▶ **AIM OF THE EXERCISE**:
Would you give the listing again exactly as written, minus its pictures?

▶ **THE DATA**:
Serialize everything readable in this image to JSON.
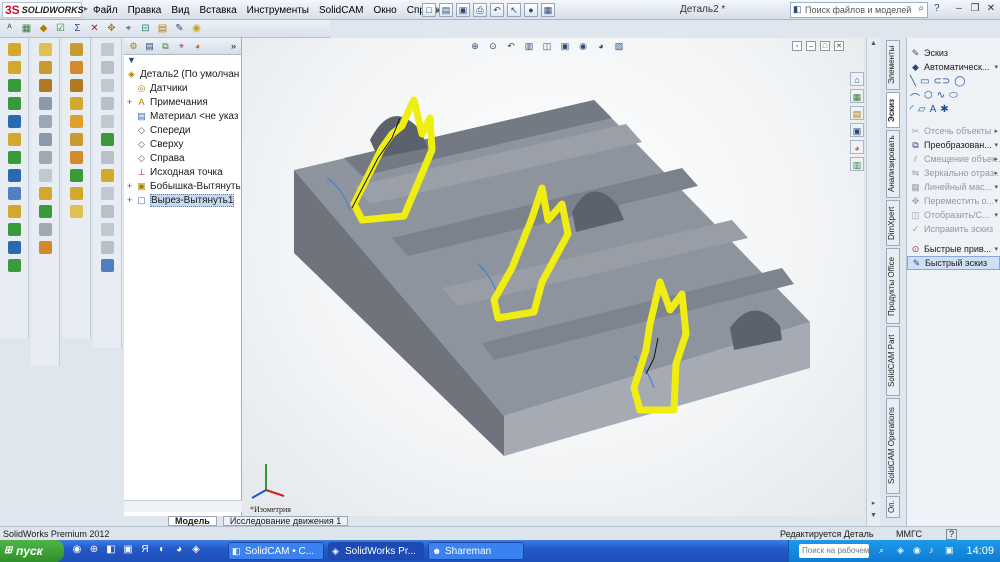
{
  "app": {
    "logo_text": "SOLIDWORKS",
    "doc_title": "Деталь2 *"
  },
  "menus": [
    "Файл",
    "Правка",
    "Вид",
    "Вставка",
    "Инструменты",
    "SolidCAM",
    "Окно",
    "Справка"
  ],
  "search": {
    "placeholder": "Поиск файлов и моделей"
  },
  "tree": {
    "filter_icon": "filter-icon",
    "items": [
      {
        "label": "Деталь2  (По умолчан",
        "icon": "part-icon",
        "expand": ""
      },
      {
        "label": "Датчики",
        "icon": "sensor-icon",
        "expand": ""
      },
      {
        "label": "Примечания",
        "icon": "annotation-icon",
        "expand": "+"
      },
      {
        "label": "Материал <не указ",
        "icon": "material-icon",
        "expand": ""
      },
      {
        "label": "Спереди",
        "icon": "plane-icon",
        "expand": ""
      },
      {
        "label": "Сверху",
        "icon": "plane-icon",
        "expand": ""
      },
      {
        "label": "Справа",
        "icon": "plane-icon",
        "expand": ""
      },
      {
        "label": "Исходная точка",
        "icon": "origin-icon",
        "expand": ""
      },
      {
        "label": "Бобышка-Вытянуть",
        "icon": "extrude-boss-icon",
        "expand": "+"
      },
      {
        "label": "Вырез-Вытянуть1",
        "icon": "extrude-cut-icon",
        "expand": "+"
      }
    ]
  },
  "bottom_tabs": [
    "Модель",
    "Исследование движения 1"
  ],
  "viewport": {
    "orientation": "*Изометрия"
  },
  "cm_tabs": [
    "Элементы",
    "Эскиз",
    "Анализировать",
    "DimXpert",
    "Продукты Office",
    "SolidCAM Part",
    "SolidCAM Operations",
    "Оп."
  ],
  "sketch_panel": {
    "rows": [
      {
        "label": "Эскиз",
        "state": "normal",
        "icon": "sketch-icon",
        "dd": ""
      },
      {
        "label": "Автоматическ...",
        "state": "normal",
        "icon": "smart-dimension-icon",
        "dd": "▾"
      },
      {
        "label": "Отсечь объекты",
        "state": "disabled",
        "icon": "trim-icon",
        "dd": "▸"
      },
      {
        "label": "Преобразован...",
        "state": "normal",
        "icon": "convert-icon",
        "dd": "▾"
      },
      {
        "label": "Смещение объек...",
        "state": "disabled",
        "icon": "offset-icon",
        "dd": "▸"
      },
      {
        "label": "Зеркально отраз...",
        "state": "disabled",
        "icon": "mirror-icon",
        "dd": "▸"
      },
      {
        "label": "Линейный мас...",
        "state": "disabled",
        "icon": "linear-pattern-icon",
        "dd": "▾"
      },
      {
        "label": "Переместить о...",
        "state": "disabled",
        "icon": "move-icon",
        "dd": "▾"
      },
      {
        "label": "Отобразить/С...",
        "state": "disabled",
        "icon": "display-icon",
        "dd": "▾"
      },
      {
        "label": "Исправить эскиз",
        "state": "disabled",
        "icon": "repair-icon",
        "dd": ""
      },
      {
        "label": "Быстрые прив...",
        "state": "normal",
        "icon": "snap-icon",
        "dd": "▾"
      },
      {
        "label": "Быстрый эскиз",
        "state": "highlight",
        "icon": "rapid-sketch-icon",
        "dd": ""
      }
    ]
  },
  "status": {
    "left": "SolidWorks Premium 2012",
    "editing": "Редактируется Деталь",
    "units": "ММГС",
    "help": "?"
  },
  "taskbar": {
    "start": "пуск",
    "tasks": [
      "SolidCAM • C...",
      "SolidWorks Pr...",
      "Shareman"
    ],
    "tray_search": "Поиск на рабочем с...",
    "clock": "14:09"
  }
}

▶ **COMPLETED TASK**:
Serialize everything readable in this image to JSON.
{
  "app": {
    "logo_text": "SOLIDWORKS",
    "doc_title": "Деталь2 *"
  },
  "menus": [
    "Файл",
    "Правка",
    "Вид",
    "Вставка",
    "Инструменты",
    "SolidCAM",
    "Окно",
    "Справка"
  ],
  "search": {
    "placeholder": "Поиск файлов и моделей"
  },
  "tree": {
    "filter_icon": "filter-icon",
    "items": [
      {
        "label": "Деталь2  (По умолчан",
        "icon": "part-icon",
        "expand": ""
      },
      {
        "label": "Датчики",
        "icon": "sensor-icon",
        "expand": ""
      },
      {
        "label": "Примечания",
        "icon": "annotation-icon",
        "expand": "+"
      },
      {
        "label": "Материал <не указ",
        "icon": "material-icon",
        "expand": ""
      },
      {
        "label": "Спереди",
        "icon": "plane-icon",
        "expand": ""
      },
      {
        "label": "Сверху",
        "icon": "plane-icon",
        "expand": ""
      },
      {
        "label": "Справа",
        "icon": "plane-icon",
        "expand": ""
      },
      {
        "label": "Исходная точка",
        "icon": "origin-icon",
        "expand": ""
      },
      {
        "label": "Бобышка-Вытянуть",
        "icon": "extrude-boss-icon",
        "expand": "+"
      },
      {
        "label": "Вырез-Вытянуть1",
        "icon": "extrude-cut-icon",
        "expand": "+"
      }
    ]
  },
  "bottom_tabs": [
    "Модель",
    "Исследование движения 1"
  ],
  "viewport": {
    "orientation": "*Изометрия"
  },
  "cm_tabs": [
    "Элементы",
    "Эскиз",
    "Анализировать",
    "DimXpert",
    "Продукты Office",
    "SolidCAM Part",
    "SolidCAM Operations",
    "Оп."
  ],
  "sketch_panel": {
    "rows": [
      {
        "label": "Эскиз",
        "state": "normal",
        "icon": "sketch-icon",
        "dd": ""
      },
      {
        "label": "Автоматическ...",
        "state": "normal",
        "icon": "smart-dimension-icon",
        "dd": "▾"
      },
      {
        "label": "Отсечь объекты",
        "state": "disabled",
        "icon": "trim-icon",
        "dd": "▸"
      },
      {
        "label": "Преобразован...",
        "state": "normal",
        "icon": "convert-icon",
        "dd": "▾"
      },
      {
        "label": "Смещение объек...",
        "state": "disabled",
        "icon": "offset-icon",
        "dd": "▸"
      },
      {
        "label": "Зеркально отраз...",
        "state": "disabled",
        "icon": "mirror-icon",
        "dd": "▸"
      },
      {
        "label": "Линейный мас...",
        "state": "disabled",
        "icon": "linear-pattern-icon",
        "dd": "▾"
      },
      {
        "label": "Переместить о...",
        "state": "disabled",
        "icon": "move-icon",
        "dd": "▾"
      },
      {
        "label": "Отобразить/С...",
        "state": "disabled",
        "icon": "display-icon",
        "dd": "▾"
      },
      {
        "label": "Исправить эскиз",
        "state": "disabled",
        "icon": "repair-icon",
        "dd": ""
      },
      {
        "label": "Быстрые прив...",
        "state": "normal",
        "icon": "snap-icon",
        "dd": "▾"
      },
      {
        "label": "Быстрый эскиз",
        "state": "highlight",
        "icon": "rapid-sketch-icon",
        "dd": ""
      }
    ]
  },
  "status": {
    "left": "SolidWorks Premium 2012",
    "editing": "Редактируется Деталь",
    "units": "ММГС",
    "help": "?"
  },
  "taskbar": {
    "start": "пуск",
    "tasks": [
      "SolidCAM • C...",
      "SolidWorks Pr...",
      "Shareman"
    ],
    "tray_search": "Поиск на рабочем с...",
    "clock": "14:09"
  }
}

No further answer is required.